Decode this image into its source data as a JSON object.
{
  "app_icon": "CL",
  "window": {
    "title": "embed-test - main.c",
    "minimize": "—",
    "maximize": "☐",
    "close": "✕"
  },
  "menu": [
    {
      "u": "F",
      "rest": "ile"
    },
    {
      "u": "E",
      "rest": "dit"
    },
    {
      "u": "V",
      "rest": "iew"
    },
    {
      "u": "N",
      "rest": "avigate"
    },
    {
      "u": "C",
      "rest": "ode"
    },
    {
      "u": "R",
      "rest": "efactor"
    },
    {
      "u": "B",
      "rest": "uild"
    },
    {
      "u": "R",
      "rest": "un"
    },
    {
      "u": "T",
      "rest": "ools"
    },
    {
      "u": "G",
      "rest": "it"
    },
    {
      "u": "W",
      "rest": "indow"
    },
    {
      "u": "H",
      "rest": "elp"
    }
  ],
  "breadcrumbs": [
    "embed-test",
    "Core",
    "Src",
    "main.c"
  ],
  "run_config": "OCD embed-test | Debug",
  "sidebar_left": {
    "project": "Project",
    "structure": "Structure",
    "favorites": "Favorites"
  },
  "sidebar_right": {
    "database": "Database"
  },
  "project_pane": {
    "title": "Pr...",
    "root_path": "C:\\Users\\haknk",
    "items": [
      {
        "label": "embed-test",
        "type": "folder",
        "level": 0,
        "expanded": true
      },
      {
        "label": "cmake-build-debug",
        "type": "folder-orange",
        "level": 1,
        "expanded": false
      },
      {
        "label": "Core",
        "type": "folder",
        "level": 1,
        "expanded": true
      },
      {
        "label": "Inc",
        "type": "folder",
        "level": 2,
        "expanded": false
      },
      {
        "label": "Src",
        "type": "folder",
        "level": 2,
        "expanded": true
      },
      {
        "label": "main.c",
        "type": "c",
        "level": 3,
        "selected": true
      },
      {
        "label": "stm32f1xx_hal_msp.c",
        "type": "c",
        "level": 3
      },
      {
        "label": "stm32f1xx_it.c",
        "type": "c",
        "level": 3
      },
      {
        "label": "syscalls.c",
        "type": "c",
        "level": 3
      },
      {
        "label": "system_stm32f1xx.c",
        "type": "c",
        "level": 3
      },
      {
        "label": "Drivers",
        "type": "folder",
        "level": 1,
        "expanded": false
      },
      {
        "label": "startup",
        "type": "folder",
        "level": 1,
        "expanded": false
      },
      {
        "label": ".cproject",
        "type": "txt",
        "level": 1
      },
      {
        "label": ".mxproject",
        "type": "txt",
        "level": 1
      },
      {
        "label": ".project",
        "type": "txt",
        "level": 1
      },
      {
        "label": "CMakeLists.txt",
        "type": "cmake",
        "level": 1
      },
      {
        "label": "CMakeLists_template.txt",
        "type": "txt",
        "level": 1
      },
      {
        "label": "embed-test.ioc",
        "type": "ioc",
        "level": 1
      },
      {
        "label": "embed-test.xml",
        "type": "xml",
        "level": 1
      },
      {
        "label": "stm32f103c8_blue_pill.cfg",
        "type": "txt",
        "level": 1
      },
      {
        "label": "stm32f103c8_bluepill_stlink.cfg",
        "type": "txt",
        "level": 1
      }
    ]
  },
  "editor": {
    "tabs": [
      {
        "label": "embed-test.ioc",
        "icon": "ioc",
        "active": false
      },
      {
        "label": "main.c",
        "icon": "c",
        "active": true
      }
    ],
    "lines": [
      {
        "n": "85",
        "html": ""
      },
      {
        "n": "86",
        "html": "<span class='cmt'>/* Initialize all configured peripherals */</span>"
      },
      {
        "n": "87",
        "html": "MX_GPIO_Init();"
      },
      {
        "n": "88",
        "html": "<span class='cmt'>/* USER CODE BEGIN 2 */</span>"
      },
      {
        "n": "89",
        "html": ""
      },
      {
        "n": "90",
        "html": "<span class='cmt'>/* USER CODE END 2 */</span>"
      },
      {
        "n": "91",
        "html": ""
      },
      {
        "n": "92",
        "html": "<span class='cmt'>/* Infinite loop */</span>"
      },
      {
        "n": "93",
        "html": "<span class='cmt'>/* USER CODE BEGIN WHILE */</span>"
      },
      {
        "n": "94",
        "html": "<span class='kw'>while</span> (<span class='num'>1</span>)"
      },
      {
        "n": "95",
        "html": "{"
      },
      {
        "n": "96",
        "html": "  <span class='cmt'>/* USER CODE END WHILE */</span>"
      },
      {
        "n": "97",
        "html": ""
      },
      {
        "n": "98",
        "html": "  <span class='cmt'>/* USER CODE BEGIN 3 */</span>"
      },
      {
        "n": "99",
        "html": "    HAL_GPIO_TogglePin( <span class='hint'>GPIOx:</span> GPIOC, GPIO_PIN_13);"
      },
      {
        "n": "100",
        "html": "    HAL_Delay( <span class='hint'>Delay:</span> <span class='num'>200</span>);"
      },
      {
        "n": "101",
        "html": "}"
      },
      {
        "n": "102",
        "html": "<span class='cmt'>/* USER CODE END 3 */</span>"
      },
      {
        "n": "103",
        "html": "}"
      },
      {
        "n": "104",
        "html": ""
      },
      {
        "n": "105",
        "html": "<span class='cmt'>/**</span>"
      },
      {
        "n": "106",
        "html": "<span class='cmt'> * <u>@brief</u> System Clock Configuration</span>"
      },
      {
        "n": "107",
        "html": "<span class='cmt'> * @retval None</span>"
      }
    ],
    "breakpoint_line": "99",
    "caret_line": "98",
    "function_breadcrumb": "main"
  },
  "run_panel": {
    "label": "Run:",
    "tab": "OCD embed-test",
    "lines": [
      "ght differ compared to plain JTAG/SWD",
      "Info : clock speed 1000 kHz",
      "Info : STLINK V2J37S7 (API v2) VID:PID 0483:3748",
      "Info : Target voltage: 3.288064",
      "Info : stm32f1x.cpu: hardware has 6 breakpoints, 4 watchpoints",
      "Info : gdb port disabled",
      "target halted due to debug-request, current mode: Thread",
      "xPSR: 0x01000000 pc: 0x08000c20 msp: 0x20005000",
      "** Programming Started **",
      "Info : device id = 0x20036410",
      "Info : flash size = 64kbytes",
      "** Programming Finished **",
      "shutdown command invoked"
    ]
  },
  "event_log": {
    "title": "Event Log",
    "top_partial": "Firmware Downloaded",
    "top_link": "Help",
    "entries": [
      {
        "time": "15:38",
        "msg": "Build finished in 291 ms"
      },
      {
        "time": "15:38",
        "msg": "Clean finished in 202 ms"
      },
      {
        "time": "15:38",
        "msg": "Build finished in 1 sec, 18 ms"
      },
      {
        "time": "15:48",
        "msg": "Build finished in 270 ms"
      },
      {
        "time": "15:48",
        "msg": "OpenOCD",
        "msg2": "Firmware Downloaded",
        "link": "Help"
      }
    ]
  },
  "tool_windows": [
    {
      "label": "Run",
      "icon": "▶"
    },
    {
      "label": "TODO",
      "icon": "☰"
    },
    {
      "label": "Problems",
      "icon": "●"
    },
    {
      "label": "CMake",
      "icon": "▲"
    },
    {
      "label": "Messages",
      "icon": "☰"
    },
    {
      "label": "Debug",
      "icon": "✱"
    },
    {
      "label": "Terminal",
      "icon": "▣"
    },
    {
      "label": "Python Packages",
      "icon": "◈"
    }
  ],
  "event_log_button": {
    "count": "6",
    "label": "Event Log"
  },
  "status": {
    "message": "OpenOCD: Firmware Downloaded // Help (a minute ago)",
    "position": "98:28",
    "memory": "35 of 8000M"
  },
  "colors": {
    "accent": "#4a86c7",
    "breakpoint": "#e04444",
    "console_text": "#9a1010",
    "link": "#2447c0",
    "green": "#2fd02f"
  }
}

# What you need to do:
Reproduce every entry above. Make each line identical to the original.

# Final answer:
Decode this image into its source data as a JSON object.
{
  "app_icon": "CL",
  "window": {
    "title": "embed-test - main.c",
    "minimize": "—",
    "maximize": "☐",
    "close": "✕"
  },
  "menu": [
    {
      "u": "F",
      "rest": "ile"
    },
    {
      "u": "E",
      "rest": "dit"
    },
    {
      "u": "V",
      "rest": "iew"
    },
    {
      "u": "N",
      "rest": "avigate"
    },
    {
      "u": "C",
      "rest": "ode"
    },
    {
      "u": "R",
      "rest": "efactor"
    },
    {
      "u": "B",
      "rest": "uild"
    },
    {
      "u": "R",
      "rest": "un"
    },
    {
      "u": "T",
      "rest": "ools"
    },
    {
      "u": "G",
      "rest": "it"
    },
    {
      "u": "W",
      "rest": "indow"
    },
    {
      "u": "H",
      "rest": "elp"
    }
  ],
  "breadcrumbs": [
    "embed-test",
    "Core",
    "Src",
    "main.c"
  ],
  "run_config": "OCD embed-test | Debug",
  "sidebar_left": {
    "project": "Project",
    "structure": "Structure",
    "favorites": "Favorites"
  },
  "sidebar_right": {
    "database": "Database"
  },
  "project_pane": {
    "title": "Pr...",
    "root_path": "C:\\Users\\haknk",
    "items": [
      {
        "label": "embed-test",
        "type": "folder",
        "level": 0,
        "expanded": true
      },
      {
        "label": "cmake-build-debug",
        "type": "folder-orange",
        "level": 1,
        "expanded": false
      },
      {
        "label": "Core",
        "type": "folder",
        "level": 1,
        "expanded": true
      },
      {
        "label": "Inc",
        "type": "folder",
        "level": 2,
        "expanded": false
      },
      {
        "label": "Src",
        "type": "folder",
        "level": 2,
        "expanded": true
      },
      {
        "label": "main.c",
        "type": "c",
        "level": 3,
        "selected": true
      },
      {
        "label": "stm32f1xx_hal_msp.c",
        "type": "c",
        "level": 3
      },
      {
        "label": "stm32f1xx_it.c",
        "type": "c",
        "level": 3
      },
      {
        "label": "syscalls.c",
        "type": "c",
        "level": 3
      },
      {
        "label": "system_stm32f1xx.c",
        "type": "c",
        "level": 3
      },
      {
        "label": "Drivers",
        "type": "folder",
        "level": 1,
        "expanded": false
      },
      {
        "label": "startup",
        "type": "folder",
        "level": 1,
        "expanded": false
      },
      {
        "label": ".cproject",
        "type": "txt",
        "level": 1
      },
      {
        "label": ".mxproject",
        "type": "txt",
        "level": 1
      },
      {
        "label": ".project",
        "type": "txt",
        "level": 1
      },
      {
        "label": "CMakeLists.txt",
        "type": "cmake",
        "level": 1
      },
      {
        "label": "CMakeLists_template.txt",
        "type": "txt",
        "level": 1
      },
      {
        "label": "embed-test.ioc",
        "type": "ioc",
        "level": 1
      },
      {
        "label": "embed-test.xml",
        "type": "xml",
        "level": 1
      },
      {
        "label": "stm32f103c8_blue_pill.cfg",
        "type": "txt",
        "level": 1
      },
      {
        "label": "stm32f103c8_bluepill_stlink.cfg",
        "type": "txt",
        "level": 1
      }
    ]
  },
  "editor": {
    "tabs": [
      {
        "label": "embed-test.ioc",
        "icon": "ioc",
        "active": false
      },
      {
        "label": "main.c",
        "icon": "c",
        "active": true
      }
    ],
    "lines": [
      {
        "n": "85",
        "html": ""
      },
      {
        "n": "86",
        "html": "<span class='cmt'>/* Initialize all configured peripherals */</span>"
      },
      {
        "n": "87",
        "html": "MX_GPIO_Init();"
      },
      {
        "n": "88",
        "html": "<span class='cmt'>/* USER CODE BEGIN 2 */</span>"
      },
      {
        "n": "89",
        "html": ""
      },
      {
        "n": "90",
        "html": "<span class='cmt'>/* USER CODE END 2 */</span>"
      },
      {
        "n": "91",
        "html": ""
      },
      {
        "n": "92",
        "html": "<span class='cmt'>/* Infinite loop */</span>"
      },
      {
        "n": "93",
        "html": "<span class='cmt'>/* USER CODE BEGIN WHILE */</span>"
      },
      {
        "n": "94",
        "html": "<span class='kw'>while</span> (<span class='num'>1</span>)"
      },
      {
        "n": "95",
        "html": "{"
      },
      {
        "n": "96",
        "html": "  <span class='cmt'>/* USER CODE END WHILE */</span>"
      },
      {
        "n": "97",
        "html": ""
      },
      {
        "n": "98",
        "html": "  <span class='cmt'>/* USER CODE BEGIN 3 */</span>"
      },
      {
        "n": "99",
        "html": "    HAL_GPIO_TogglePin( <span class='hint'>GPIOx:</span> GPIOC, GPIO_PIN_13);"
      },
      {
        "n": "100",
        "html": "    HAL_Delay( <span class='hint'>Delay:</span> <span class='num'>200</span>);"
      },
      {
        "n": "101",
        "html": "}"
      },
      {
        "n": "102",
        "html": "<span class='cmt'>/* USER CODE END 3 */</span>"
      },
      {
        "n": "103",
        "html": "}"
      },
      {
        "n": "104",
        "html": ""
      },
      {
        "n": "105",
        "html": "<span class='cmt'>/**</span>"
      },
      {
        "n": "106",
        "html": "<span class='cmt'> * <u>@brief</u> System Clock Configuration</span>"
      },
      {
        "n": "107",
        "html": "<span class='cmt'> * @retval None</span>"
      }
    ],
    "breakpoint_line": "99",
    "caret_line": "98",
    "function_breadcrumb": "main"
  },
  "run_panel": {
    "label": "Run:",
    "tab": "OCD embed-test",
    "lines": [
      "ght differ compared to plain JTAG/SWD",
      "Info : clock speed 1000 kHz",
      "Info : STLINK V2J37S7 (API v2) VID:PID 0483:3748",
      "Info : Target voltage: 3.288064",
      "Info : stm32f1x.cpu: hardware has 6 breakpoints, 4 watchpoints",
      "Info : gdb port disabled",
      "target halted due to debug-request, current mode: Thread",
      "xPSR: 0x01000000 pc: 0x08000c20 msp: 0x20005000",
      "** Programming Started **",
      "Info : device id = 0x20036410",
      "Info : flash size = 64kbytes",
      "** Programming Finished **",
      "shutdown command invoked"
    ]
  },
  "event_log": {
    "title": "Event Log",
    "top_partial": "Firmware Downloaded",
    "top_link": "Help",
    "entries": [
      {
        "time": "15:38",
        "msg": "Build finished in 291 ms"
      },
      {
        "time": "15:38",
        "msg": "Clean finished in 202 ms"
      },
      {
        "time": "15:38",
        "msg": "Build finished in 1 sec, 18 ms"
      },
      {
        "time": "15:48",
        "msg": "Build finished in 270 ms"
      },
      {
        "time": "15:48",
        "msg": "OpenOCD",
        "msg2": "Firmware Downloaded",
        "link": "Help"
      }
    ]
  },
  "tool_windows": [
    {
      "label": "Run",
      "icon": "▶"
    },
    {
      "label": "TODO",
      "icon": "☰"
    },
    {
      "label": "Problems",
      "icon": "●"
    },
    {
      "label": "CMake",
      "icon": "▲"
    },
    {
      "label": "Messages",
      "icon": "☰"
    },
    {
      "label": "Debug",
      "icon": "✱"
    },
    {
      "label": "Terminal",
      "icon": "▣"
    },
    {
      "label": "Python Packages",
      "icon": "◈"
    }
  ],
  "event_log_button": {
    "count": "6",
    "label": "Event Log"
  },
  "status": {
    "message": "OpenOCD: Firmware Downloaded // Help (a minute ago)",
    "position": "98:28",
    "memory": "35 of 8000M"
  },
  "colors": {
    "accent": "#4a86c7",
    "breakpoint": "#e04444",
    "console_text": "#9a1010",
    "link": "#2447c0",
    "green": "#2fd02f"
  }
}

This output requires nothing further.